- Each law enforcement agency using the system decides what to share and with whom, and only a small number of users in each agency will have access to the program, meaning this will not be information available to the public, and therefore journalists, the ultimate government watchdogs.
- The FBI says it will keep N-DEx free of intelligence and commercial data, but does not elaborate on what it considers intelligence and commercial data or why it will not use this information.
- The FBI admits N-DEx "is certain to contain inaccurate or incomplete information" and might be an attractive target for illegal access, meaning they expect computer hackers to compromise the database.
- I can't find any information, or as much as a reference, to security safeguards built into the system, or anything about what type of firewalls, if any (you have to assume something will be created), will be in place.
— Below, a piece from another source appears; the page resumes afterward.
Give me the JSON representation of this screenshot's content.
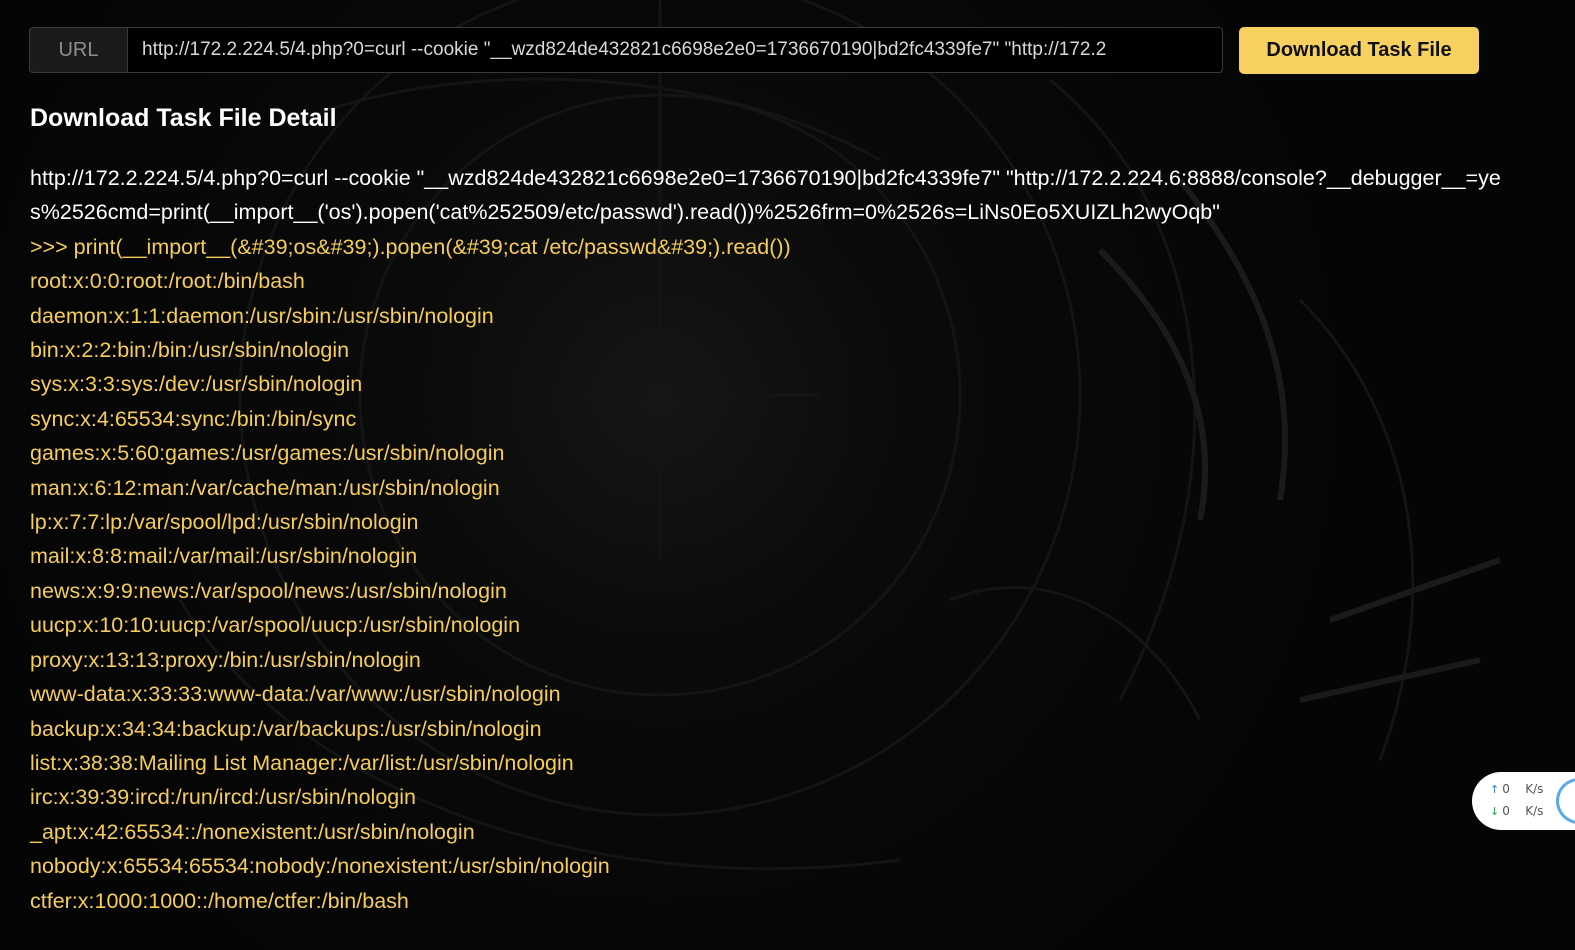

You do know that when you are charged with a crime or civil offense, like a traffic ticket, that those files are kept on your permanent record, even when you are found not guilty by a jury of you peers, and that those files are accessible, both virtually (online) and physically (in person), to anyone who pays to conduct a personal background check or has the know-how to research court documents.
If you don't believe me do a background search on yourself and see what pops up. And I know from personal experience that this information is often accessed by potential employers when you are applying for a job. In fact, once in my life I was offered a job only to have the offer removed from the table after the company looked into my past and saw that I was charged with drug possession offenses, even though I was found not guilty on all counts and have no felonies on my record.
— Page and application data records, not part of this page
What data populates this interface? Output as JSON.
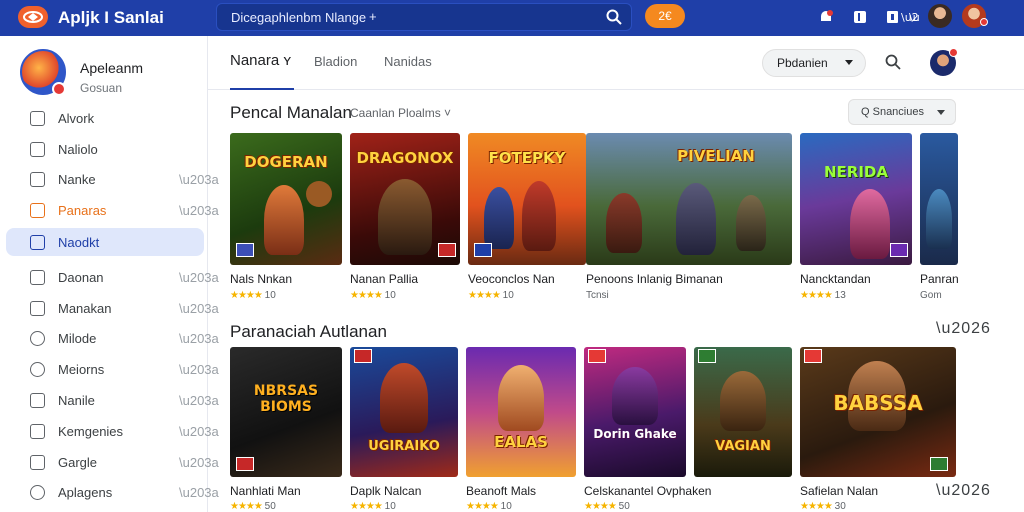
{
  "topbar": {
    "app_name": "Apljk I Sanlai",
    "search_text": "Dicegaphlenbm Nlange",
    "search_plus": "+",
    "pill_label": "2€"
  },
  "sidebar": {
    "profile_name": "Apeleanm",
    "profile_sub": "Gosuan",
    "items": [
      {
        "label": "Alvork"
      },
      {
        "label": "Naliolo"
      },
      {
        "label": "Nanke"
      },
      {
        "label": "Panaras"
      },
      {
        "label": "Naodkt"
      },
      {
        "label": "Daonan"
      },
      {
        "label": "Manakan"
      },
      {
        "label": "Milode"
      },
      {
        "label": "Meiorns"
      },
      {
        "label": "Nanile"
      },
      {
        "label": "Kemgenies"
      },
      {
        "label": "Gargle"
      },
      {
        "label": "Aplagens"
      }
    ]
  },
  "header": {
    "tabs": [
      "Nanara ʏ",
      "Bladion",
      "Nanidas"
    ],
    "sort_label": "Pbdanien"
  },
  "section1": {
    "title": "Pencal Manalan",
    "subtitle": "Caanlan Ploalms ˅",
    "filter_label": "Q  Snanciues",
    "cards": [
      {
        "title": "Nals Nnkan",
        "meta": "★★★★ 10",
        "art": "DOGERAN"
      },
      {
        "title": "Nanan Pallia",
        "meta": "★★★★ 10",
        "art": "DRAGONOX"
      },
      {
        "title": "Veoconclos Nan",
        "meta": "★★★★ 10",
        "art": "FOTEPKY"
      },
      {
        "title": "Penoons Inlanig Bimanan",
        "meta": "Tcnsi",
        "art": "PIVELIAN"
      },
      {
        "title": "Nancktandan",
        "meta": "★★★★ 13",
        "art": "NERIDA"
      },
      {
        "title": "Panran",
        "meta": "Gom",
        "art": ""
      }
    ]
  },
  "section2": {
    "title": "Paranaciah Autlanan",
    "cards": [
      {
        "title": "Nanhlati Man",
        "meta": "★★★★ 50",
        "art": "NBRSAS BIOMS"
      },
      {
        "title": "Daplk Nalcan",
        "meta": "★★★★ 10",
        "art": "UGIRAIKO"
      },
      {
        "title": "Beanoft Mals",
        "meta": "★★★★ 10",
        "art": "EALAS"
      },
      {
        "title": "Celskanantel Ovphaken",
        "meta": "★★★★ 50",
        "art": "Dorin Ghake"
      },
      {
        "title": "",
        "meta": "",
        "art": "VAGIAN"
      },
      {
        "title": "Safielan Nalan",
        "meta": "★★★★ 30",
        "art": "BABSSA"
      }
    ]
  },
  "colors": {
    "topbar": "#1f3fa8",
    "accent": "#1f3fa8",
    "orange": "#e8711a",
    "star": "#f6b400"
  }
}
I have been on probation before, and when I was in college I got a DWI after being pulled over for having a busted tail light, failing the roadside sobriety test and then blowing a .12 on the breathalizer. So, it's probably safe to assume that I am registered in the N-DEx database, but of course I have no idea what information they have about me.
I probably sound paranoid to some of you, or like I am susceptible to government conspiracy theories, but I'm not. I find conspiracy theories entertaining, but that's as far as it goes. A former editor of mine once descried me to a potential employer as having a "healthy distrust of government," so I guess I do have a propensity toward believing that The Feds take action that is often counterintuitive to the best interests of U.S. citizens, and often enough than not harmful to our basic rights as outlined in the Constitution.
The truth is, I am afraid that as we move further and further into the Cold World War, more popularly known as the War on Terror, that we are fighting against intangible enemies, more and more of our civil liberties are going to be removed, and eventually we will find ourselves living in an Orwellian-type society -- not with a literal Big Brother hanging on the wall watching our every move through two-way television sets, but with programs and databases like N-DEx that pry into our lives and open personal information once considered private to scrutiny by government officials.
N-DEx is a step in this direction, even though its stated intent is to help law enforcement keep tabs on criminals, criminal activity and locations where crime is a problem. If The Law already can use this system to track people "by clothing, tattoos, associates, cars and other identifying factors," and specific agencies will "own" the information with only certain people allowed access to the database, it already can be used for other purposes than law enforcement.
Besides, the FBI says it can track people through known associates. That means if you know anybody who has ever been arrested, or charged with a crime, they can keep tabs on you as well.
And this fact alone, oh beloved readers, should scare the shit out of you too.